By Masilo Malakwane

QWAQWA – Maluti-A-Phofung local municipality has on Friday 1 April 2022 announced that it has managed to pay Eskom more than  R54 million in servicing outstanding Eskom debt in the municipality as per their agreement, thereby averted looming  black outs.

MAP is amongst the top three  municipalities in the Free State  who have high outstanding debt of six billion rand with Eskom, after Matjhabeng and Ngwathe.

Executive Mayor Gilbert Tjhopo Mokotso said they have paid R54, 743,031.32 to Eskom in servicing the current account. This amount is inclusive of the R15 million paid directly to Eskom by the top 100 users in the municipality.

“It gives us so much pleasure to be able to continue to service this debt, especially being able to pay our current account as per our agreements with Eskom,” Mokotso disclosed.     

He also added that they have in the last three months collected over R134 million in electricity, water, rates.

“With our revenue collection campaign still in full operation, we should be able to deal with this debt accordingly. We call on all electricity users including government departments and state entities to play their meaningful part and pay for their consumption,” Mokotso urged.

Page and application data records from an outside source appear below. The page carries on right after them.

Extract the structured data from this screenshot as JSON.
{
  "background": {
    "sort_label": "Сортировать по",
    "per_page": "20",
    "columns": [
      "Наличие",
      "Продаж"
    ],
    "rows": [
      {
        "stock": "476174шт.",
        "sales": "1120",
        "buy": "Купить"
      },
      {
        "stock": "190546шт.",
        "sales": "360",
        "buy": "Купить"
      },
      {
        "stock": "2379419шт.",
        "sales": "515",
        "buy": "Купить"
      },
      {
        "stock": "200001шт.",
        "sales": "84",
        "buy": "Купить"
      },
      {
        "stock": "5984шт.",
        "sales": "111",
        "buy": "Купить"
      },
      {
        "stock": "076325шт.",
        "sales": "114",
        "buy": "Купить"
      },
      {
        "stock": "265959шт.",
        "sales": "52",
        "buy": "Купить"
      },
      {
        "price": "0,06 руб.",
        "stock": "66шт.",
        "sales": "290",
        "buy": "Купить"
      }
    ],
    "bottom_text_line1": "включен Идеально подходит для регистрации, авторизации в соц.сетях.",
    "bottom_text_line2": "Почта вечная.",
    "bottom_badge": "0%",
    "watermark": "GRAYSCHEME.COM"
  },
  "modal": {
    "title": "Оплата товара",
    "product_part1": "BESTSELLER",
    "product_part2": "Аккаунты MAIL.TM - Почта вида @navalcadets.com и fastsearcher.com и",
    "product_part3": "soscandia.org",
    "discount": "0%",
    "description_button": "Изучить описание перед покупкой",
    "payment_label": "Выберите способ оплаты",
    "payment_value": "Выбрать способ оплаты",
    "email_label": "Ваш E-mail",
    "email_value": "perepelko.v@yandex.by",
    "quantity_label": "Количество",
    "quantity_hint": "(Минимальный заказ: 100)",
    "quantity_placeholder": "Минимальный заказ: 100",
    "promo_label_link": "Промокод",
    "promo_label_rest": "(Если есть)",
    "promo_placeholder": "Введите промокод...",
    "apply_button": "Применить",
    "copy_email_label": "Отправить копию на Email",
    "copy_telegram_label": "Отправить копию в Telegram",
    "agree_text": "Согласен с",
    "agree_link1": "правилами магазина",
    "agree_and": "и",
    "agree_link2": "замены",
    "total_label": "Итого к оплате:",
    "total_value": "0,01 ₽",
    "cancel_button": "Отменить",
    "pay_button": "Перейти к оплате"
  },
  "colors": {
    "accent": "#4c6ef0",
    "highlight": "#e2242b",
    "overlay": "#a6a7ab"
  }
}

The clamp down campaign which  saw disconnection of  electricity from non-compliance businesses gave municipality a revenue boost after most businesses came forward to pay.

Maluti-a-Phofung local municipality officials disconnecting illegal electricity connections.

During the  campaign  a Zimbabwean national scrapyard owner in Botjhabela village and his  three co-accused  were arrested after found  in possession of stolen municipal transformers including copper cables, another move that would quell regular power cuts

The municipality update follows a warning  made by Eskom on Monday  28 March that the defaulting municipalities face electricity disconnection.

Eskom’s General manager for the central east cluster  Agnes Mlambo said the debt continued to increase,  Map, Mafube and Ngwathe consume R200 million on average monthly.